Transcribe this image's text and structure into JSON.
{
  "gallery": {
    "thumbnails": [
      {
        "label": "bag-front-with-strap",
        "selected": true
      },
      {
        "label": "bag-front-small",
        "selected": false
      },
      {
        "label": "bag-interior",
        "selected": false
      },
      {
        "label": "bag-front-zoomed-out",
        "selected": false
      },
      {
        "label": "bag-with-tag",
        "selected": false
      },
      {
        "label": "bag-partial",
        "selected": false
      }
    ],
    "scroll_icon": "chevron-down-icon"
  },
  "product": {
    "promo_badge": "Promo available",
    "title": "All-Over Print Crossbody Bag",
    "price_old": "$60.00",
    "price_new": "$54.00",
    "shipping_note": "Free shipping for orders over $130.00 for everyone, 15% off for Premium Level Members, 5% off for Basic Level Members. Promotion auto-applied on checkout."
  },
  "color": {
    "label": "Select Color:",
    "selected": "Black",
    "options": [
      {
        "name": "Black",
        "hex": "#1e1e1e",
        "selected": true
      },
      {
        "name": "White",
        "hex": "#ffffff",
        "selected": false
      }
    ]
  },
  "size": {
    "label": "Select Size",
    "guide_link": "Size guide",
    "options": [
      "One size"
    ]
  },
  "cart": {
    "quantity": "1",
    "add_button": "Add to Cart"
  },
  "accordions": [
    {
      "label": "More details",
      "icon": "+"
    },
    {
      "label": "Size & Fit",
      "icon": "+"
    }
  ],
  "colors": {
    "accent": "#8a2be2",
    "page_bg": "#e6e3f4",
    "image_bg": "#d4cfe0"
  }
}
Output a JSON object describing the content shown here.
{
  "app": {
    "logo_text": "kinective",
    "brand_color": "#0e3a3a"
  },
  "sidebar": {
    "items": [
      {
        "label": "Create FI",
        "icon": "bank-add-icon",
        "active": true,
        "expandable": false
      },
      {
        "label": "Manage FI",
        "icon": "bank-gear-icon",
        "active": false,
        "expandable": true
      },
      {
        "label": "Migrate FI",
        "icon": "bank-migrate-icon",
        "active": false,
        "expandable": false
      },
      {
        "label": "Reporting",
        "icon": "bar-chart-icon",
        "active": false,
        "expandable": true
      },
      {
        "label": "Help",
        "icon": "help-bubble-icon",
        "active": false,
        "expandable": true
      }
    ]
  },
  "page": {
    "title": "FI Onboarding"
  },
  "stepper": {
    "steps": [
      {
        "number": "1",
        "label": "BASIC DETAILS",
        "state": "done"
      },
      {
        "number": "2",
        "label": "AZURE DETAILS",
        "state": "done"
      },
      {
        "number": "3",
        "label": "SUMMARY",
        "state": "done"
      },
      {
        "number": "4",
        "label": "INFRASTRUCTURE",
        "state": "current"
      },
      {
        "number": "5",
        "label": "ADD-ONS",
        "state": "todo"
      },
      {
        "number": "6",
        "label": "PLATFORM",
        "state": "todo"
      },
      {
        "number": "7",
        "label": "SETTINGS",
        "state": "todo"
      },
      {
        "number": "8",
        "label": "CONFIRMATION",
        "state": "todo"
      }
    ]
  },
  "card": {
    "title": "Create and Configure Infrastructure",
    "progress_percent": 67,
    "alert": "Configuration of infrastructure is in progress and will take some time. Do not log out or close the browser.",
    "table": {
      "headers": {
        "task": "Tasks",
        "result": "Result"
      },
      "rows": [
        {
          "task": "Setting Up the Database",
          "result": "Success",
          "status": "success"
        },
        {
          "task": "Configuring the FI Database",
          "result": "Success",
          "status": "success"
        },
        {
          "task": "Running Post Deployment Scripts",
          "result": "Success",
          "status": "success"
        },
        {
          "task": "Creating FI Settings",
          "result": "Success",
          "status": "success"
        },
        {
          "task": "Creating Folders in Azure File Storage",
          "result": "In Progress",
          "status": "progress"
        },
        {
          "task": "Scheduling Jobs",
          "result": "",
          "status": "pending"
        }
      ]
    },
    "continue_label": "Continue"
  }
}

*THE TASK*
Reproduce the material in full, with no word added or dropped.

*EXPECTED OUTPUT*
Transcribe this image's text and structure into JSON.
{
  "gallery": {
    "thumbnails": [
      {
        "label": "bag-front-with-strap",
        "selected": true
      },
      {
        "label": "bag-front-small",
        "selected": false
      },
      {
        "label": "bag-interior",
        "selected": false
      },
      {
        "label": "bag-front-zoomed-out",
        "selected": false
      },
      {
        "label": "bag-with-tag",
        "selected": false
      },
      {
        "label": "bag-partial",
        "selected": false
      }
    ],
    "scroll_icon": "chevron-down-icon"
  },
  "product": {
    "promo_badge": "Promo available",
    "title": "All-Over Print Crossbody Bag",
    "price_old": "$60.00",
    "price_new": "$54.00",
    "shipping_note": "Free shipping for orders over $130.00 for everyone, 15% off for Premium Level Members, 5% off for Basic Level Members. Promotion auto-applied on checkout."
  },
  "color": {
    "label": "Select Color:",
    "selected": "Black",
    "options": [
      {
        "name": "Black",
        "hex": "#1e1e1e",
        "selected": true
      },
      {
        "name": "White",
        "hex": "#ffffff",
        "selected": false
      }
    ]
  },
  "size": {
    "label": "Select Size",
    "guide_link": "Size guide",
    "options": [
      "One size"
    ]
  },
  "cart": {
    "quantity": "1",
    "add_button": "Add to Cart"
  },
  "accordions": [
    {
      "label": "More details",
      "icon": "+"
    },
    {
      "label": "Size & Fit",
      "icon": "+"
    }
  ],
  "colors": {
    "accent": "#8a2be2",
    "page_bg": "#e6e3f4",
    "image_bg": "#d4cfe0"
  }
}
Output a JSON object describing the content shown here.
{
  "app": {
    "logo_text": "kinective",
    "brand_color": "#0e3a3a"
  },
  "sidebar": {
    "items": [
      {
        "label": "Create FI",
        "icon": "bank-add-icon",
        "active": true,
        "expandable": false
      },
      {
        "label": "Manage FI",
        "icon": "bank-gear-icon",
        "active": false,
        "expandable": true
      },
      {
        "label": "Migrate FI",
        "icon": "bank-migrate-icon",
        "active": false,
        "expandable": false
      },
      {
        "label": "Reporting",
        "icon": "bar-chart-icon",
        "active": false,
        "expandable": true
      },
      {
        "label": "Help",
        "icon": "help-bubble-icon",
        "active": false,
        "expandable": true
      }
    ]
  },
  "page": {
    "title": "FI Onboarding"
  },
  "stepper": {
    "steps": [
      {
        "number": "1",
        "label": "BASIC DETAILS",
        "state": "done"
      },
      {
        "number": "2",
        "label": "AZURE DETAILS",
        "state": "done"
      },
      {
        "number": "3",
        "label": "SUMMARY",
        "state": "done"
      },
      {
        "number": "4",
        "label": "INFRASTRUCTURE",
        "state": "current"
      },
      {
        "number": "5",
        "label": "ADD-ONS",
        "state": "todo"
      },
      {
        "number": "6",
        "label": "PLATFORM",
        "state": "todo"
      },
      {
        "number": "7",
        "label": "SETTINGS",
        "state": "todo"
      },
      {
        "number": "8",
        "label": "CONFIRMATION",
        "state": "todo"
      }
    ]
  },
  "card": {
    "title": "Create and Configure Infrastructure",
    "progress_percent": 67,
    "alert": "Configuration of infrastructure is in progress and will take some time. Do not log out or close the browser.",
    "table": {
      "headers": {
        "task": "Tasks",
        "result": "Result"
      },
      "rows": [
        {
          "task": "Setting Up the Database",
          "result": "Success",
          "status": "success"
        },
        {
          "task": "Configuring the FI Database",
          "result": "Success",
          "status": "success"
        },
        {
          "task": "Running Post Deployment Scripts",
          "result": "Success",
          "status": "success"
        },
        {
          "task": "Creating FI Settings",
          "result": "Success",
          "status": "success"
        },
        {
          "task": "Creating Folders in Azure File Storage",
          "result": "In Progress",
          "status": "progress"
        },
        {
          "task": "Scheduling Jobs",
          "result": "",
          "status": "pending"
        }
      ]
    },
    "continue_label": "Continue"
  }
}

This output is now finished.